== Segment start ==

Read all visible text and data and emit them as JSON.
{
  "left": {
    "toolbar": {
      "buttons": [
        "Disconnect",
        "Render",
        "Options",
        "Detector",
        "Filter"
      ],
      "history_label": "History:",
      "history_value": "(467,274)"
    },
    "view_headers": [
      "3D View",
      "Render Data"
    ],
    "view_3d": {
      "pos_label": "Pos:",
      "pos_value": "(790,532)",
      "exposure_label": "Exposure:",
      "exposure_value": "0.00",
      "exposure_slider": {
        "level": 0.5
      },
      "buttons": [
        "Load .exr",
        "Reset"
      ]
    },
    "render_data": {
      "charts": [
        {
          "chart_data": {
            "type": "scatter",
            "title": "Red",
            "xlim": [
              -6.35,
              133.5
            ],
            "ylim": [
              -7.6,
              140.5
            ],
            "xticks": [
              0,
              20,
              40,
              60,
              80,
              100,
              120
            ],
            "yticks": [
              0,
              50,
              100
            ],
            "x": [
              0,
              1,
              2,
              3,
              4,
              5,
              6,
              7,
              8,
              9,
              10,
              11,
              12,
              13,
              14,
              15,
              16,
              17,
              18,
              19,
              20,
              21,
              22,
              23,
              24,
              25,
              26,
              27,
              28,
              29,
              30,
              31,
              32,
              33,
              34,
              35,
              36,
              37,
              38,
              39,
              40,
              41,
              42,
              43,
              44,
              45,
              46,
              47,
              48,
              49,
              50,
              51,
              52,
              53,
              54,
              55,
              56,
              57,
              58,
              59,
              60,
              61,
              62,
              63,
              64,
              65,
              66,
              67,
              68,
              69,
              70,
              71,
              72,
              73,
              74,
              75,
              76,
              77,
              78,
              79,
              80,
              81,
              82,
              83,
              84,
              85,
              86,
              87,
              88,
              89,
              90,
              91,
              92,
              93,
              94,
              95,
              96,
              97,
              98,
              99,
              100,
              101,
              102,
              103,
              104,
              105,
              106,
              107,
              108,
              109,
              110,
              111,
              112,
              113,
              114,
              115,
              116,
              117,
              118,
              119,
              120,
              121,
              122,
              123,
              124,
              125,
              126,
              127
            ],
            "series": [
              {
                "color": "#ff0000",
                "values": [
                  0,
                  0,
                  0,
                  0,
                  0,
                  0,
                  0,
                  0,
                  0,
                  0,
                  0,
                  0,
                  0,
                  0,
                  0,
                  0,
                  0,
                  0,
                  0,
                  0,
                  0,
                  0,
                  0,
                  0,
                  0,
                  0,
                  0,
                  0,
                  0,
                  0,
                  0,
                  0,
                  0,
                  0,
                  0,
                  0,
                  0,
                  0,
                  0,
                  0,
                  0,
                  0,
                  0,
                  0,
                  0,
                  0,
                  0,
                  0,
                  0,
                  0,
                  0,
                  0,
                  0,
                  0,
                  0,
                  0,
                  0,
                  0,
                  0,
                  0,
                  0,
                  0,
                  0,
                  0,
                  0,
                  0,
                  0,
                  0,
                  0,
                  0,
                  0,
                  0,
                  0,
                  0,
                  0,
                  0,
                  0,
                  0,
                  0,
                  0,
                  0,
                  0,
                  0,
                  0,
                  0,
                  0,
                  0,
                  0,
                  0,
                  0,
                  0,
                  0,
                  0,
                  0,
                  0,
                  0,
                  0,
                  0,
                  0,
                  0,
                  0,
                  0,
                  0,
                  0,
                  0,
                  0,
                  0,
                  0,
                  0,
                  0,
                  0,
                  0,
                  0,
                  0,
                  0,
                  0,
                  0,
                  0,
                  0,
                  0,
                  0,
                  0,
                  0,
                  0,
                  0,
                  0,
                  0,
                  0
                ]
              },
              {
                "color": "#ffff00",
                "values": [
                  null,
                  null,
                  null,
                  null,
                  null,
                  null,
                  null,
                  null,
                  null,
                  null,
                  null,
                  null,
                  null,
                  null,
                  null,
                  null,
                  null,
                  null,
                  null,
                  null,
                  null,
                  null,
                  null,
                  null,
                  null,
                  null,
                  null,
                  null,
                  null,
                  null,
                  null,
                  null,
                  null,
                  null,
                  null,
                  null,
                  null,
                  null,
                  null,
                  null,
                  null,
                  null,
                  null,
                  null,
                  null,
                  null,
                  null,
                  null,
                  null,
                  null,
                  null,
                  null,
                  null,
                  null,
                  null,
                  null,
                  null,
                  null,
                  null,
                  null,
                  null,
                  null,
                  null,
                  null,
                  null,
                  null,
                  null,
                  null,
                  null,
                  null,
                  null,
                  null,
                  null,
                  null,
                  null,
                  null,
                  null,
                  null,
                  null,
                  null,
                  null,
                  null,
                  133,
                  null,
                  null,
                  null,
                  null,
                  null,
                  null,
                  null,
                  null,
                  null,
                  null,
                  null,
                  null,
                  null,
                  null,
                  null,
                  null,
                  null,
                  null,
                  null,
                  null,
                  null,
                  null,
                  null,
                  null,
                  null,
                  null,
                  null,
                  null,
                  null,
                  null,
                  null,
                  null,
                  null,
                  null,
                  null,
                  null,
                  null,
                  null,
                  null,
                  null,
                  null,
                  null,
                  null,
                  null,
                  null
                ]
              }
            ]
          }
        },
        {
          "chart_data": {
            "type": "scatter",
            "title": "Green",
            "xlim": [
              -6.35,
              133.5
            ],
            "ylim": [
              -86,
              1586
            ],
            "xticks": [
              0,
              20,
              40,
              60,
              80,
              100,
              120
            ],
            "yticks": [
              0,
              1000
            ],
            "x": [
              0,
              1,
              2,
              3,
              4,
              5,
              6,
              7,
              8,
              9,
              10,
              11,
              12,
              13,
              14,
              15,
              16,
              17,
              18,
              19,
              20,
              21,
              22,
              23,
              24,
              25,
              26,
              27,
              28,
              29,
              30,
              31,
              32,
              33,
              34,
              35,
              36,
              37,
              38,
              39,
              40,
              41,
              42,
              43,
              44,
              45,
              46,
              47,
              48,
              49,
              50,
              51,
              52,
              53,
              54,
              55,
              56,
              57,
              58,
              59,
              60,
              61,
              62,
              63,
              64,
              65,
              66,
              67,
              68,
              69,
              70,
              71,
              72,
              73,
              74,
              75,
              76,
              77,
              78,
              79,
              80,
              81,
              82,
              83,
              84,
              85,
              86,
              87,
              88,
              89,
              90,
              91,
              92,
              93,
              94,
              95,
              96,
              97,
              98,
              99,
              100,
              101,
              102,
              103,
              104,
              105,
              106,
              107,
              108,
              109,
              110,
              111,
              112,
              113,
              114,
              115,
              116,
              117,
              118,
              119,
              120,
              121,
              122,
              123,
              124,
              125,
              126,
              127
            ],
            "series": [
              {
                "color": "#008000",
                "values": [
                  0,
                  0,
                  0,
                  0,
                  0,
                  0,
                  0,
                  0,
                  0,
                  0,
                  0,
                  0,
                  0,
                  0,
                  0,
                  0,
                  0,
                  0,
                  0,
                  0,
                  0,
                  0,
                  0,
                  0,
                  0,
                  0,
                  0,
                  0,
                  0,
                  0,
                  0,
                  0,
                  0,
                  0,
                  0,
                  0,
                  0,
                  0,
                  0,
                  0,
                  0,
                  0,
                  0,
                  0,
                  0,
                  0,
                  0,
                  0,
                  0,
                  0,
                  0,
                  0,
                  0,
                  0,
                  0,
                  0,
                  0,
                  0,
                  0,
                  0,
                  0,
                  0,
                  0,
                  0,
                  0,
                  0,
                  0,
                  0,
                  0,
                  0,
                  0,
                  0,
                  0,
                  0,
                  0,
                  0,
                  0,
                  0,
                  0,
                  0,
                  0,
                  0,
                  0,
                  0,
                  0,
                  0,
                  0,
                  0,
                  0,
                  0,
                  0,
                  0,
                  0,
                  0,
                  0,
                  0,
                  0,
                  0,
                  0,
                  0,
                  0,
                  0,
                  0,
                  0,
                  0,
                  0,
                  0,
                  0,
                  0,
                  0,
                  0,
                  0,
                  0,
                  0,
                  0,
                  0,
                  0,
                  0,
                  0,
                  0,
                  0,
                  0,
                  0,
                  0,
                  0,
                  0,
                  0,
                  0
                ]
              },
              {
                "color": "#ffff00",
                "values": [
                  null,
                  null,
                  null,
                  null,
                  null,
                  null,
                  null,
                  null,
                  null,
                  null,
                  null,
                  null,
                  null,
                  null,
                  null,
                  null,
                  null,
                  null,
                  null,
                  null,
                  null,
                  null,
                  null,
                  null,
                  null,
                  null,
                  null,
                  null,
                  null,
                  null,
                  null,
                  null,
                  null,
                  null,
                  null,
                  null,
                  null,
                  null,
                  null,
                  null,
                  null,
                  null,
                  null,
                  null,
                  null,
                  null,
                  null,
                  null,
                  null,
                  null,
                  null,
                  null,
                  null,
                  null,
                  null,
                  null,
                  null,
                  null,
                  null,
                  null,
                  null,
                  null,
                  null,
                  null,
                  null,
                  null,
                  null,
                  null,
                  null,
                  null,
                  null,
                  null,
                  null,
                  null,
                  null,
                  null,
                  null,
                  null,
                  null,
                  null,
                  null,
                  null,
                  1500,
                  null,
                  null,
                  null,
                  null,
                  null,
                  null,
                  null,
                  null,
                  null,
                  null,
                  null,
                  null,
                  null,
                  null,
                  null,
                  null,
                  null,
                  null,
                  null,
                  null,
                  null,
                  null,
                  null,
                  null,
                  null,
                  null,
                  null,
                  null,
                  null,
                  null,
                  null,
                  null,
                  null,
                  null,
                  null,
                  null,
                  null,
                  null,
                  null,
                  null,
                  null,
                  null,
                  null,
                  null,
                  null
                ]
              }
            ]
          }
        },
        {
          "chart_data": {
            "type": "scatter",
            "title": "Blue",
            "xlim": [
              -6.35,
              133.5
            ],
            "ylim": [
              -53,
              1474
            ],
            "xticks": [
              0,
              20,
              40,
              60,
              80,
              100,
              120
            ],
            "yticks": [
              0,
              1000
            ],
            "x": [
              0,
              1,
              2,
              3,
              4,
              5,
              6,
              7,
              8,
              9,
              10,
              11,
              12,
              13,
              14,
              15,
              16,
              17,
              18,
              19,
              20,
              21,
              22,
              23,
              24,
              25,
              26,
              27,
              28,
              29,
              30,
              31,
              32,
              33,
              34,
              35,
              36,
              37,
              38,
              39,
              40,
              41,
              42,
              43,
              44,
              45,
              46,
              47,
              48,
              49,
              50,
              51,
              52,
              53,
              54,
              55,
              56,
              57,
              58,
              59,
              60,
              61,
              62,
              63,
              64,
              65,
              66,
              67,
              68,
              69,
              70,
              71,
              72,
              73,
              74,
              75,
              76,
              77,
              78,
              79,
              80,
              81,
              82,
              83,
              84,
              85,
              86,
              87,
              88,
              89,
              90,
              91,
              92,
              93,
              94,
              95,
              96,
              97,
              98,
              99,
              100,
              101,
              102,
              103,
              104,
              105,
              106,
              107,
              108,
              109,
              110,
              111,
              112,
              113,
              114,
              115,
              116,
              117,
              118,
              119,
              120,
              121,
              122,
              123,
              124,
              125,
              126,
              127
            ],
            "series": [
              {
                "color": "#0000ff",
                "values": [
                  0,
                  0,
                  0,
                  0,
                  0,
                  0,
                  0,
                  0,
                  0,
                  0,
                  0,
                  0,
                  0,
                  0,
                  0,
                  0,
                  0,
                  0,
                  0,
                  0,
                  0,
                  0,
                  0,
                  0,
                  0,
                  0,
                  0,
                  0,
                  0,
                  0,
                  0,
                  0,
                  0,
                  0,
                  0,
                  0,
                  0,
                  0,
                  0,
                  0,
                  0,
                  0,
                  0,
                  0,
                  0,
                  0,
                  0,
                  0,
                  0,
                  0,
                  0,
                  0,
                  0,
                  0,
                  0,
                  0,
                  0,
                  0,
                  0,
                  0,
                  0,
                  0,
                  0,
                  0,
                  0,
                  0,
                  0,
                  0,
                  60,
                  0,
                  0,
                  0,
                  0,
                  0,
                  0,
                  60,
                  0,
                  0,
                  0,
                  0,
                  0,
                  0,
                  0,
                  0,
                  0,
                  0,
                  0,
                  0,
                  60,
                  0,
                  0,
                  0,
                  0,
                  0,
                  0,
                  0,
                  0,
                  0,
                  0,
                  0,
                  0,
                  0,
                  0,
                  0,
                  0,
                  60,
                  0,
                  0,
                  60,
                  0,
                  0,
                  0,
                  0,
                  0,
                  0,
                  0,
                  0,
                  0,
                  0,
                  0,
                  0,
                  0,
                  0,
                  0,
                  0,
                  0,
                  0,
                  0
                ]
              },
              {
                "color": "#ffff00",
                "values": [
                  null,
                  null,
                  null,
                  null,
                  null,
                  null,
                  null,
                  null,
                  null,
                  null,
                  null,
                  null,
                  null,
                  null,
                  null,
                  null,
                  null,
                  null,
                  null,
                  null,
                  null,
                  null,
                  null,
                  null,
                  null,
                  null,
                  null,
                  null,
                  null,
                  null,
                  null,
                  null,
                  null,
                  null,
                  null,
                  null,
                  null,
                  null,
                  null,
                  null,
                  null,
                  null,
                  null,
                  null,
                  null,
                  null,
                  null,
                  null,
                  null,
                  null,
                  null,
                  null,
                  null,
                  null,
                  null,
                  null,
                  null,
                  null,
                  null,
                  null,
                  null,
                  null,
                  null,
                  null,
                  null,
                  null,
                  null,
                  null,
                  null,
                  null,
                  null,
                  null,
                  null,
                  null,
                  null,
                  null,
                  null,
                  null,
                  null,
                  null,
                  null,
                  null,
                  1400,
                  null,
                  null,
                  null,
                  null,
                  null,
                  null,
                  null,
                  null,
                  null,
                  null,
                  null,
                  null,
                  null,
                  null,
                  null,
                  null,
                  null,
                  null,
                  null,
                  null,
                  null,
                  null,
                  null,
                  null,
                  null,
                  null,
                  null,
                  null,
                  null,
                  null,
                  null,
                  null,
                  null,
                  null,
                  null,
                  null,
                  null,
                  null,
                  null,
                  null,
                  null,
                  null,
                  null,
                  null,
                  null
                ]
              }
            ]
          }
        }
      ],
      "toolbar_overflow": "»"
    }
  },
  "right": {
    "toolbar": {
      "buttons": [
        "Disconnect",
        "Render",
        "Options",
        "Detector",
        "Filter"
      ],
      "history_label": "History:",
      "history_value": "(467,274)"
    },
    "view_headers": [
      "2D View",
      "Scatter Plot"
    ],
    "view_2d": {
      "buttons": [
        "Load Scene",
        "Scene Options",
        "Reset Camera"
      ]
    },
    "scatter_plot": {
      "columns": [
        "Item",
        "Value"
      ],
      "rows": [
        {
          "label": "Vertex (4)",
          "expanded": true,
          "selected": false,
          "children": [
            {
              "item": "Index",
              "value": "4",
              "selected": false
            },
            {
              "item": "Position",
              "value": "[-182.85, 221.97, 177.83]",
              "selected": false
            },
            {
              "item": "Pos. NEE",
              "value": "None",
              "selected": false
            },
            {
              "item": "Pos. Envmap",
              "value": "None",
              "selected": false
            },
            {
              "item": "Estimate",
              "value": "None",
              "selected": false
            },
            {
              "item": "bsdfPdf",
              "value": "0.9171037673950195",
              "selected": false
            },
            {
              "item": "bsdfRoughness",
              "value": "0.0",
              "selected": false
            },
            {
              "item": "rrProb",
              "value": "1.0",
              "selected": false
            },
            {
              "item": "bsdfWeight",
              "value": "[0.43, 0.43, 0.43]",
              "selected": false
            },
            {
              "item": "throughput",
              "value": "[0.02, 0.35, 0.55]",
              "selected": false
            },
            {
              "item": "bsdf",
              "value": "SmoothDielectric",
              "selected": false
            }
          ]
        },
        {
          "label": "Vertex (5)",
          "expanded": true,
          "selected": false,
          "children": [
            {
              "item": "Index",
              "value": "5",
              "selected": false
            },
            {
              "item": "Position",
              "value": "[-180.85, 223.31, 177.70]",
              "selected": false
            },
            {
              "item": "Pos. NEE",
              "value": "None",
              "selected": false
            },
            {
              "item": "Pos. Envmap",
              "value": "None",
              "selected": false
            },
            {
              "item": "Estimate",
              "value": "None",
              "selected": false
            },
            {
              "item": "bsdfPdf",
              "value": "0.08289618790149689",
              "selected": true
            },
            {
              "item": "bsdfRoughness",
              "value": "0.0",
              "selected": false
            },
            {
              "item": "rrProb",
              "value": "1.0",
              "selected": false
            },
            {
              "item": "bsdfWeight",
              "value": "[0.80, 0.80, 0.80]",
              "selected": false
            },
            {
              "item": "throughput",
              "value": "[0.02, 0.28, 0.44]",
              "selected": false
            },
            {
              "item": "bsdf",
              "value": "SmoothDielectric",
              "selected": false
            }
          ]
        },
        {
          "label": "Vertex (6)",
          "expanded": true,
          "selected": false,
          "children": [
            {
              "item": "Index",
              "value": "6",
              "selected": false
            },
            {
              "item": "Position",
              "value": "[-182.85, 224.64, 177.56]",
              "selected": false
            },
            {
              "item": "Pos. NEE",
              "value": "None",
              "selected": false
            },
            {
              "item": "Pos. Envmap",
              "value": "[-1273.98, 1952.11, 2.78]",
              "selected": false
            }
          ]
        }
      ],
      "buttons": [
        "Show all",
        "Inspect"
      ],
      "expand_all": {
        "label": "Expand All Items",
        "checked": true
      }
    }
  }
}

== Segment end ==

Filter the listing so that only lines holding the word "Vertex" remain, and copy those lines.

          "label": "Vertex (4)",
          "label": "Vertex (5)",
          "label": "Vertex (6)",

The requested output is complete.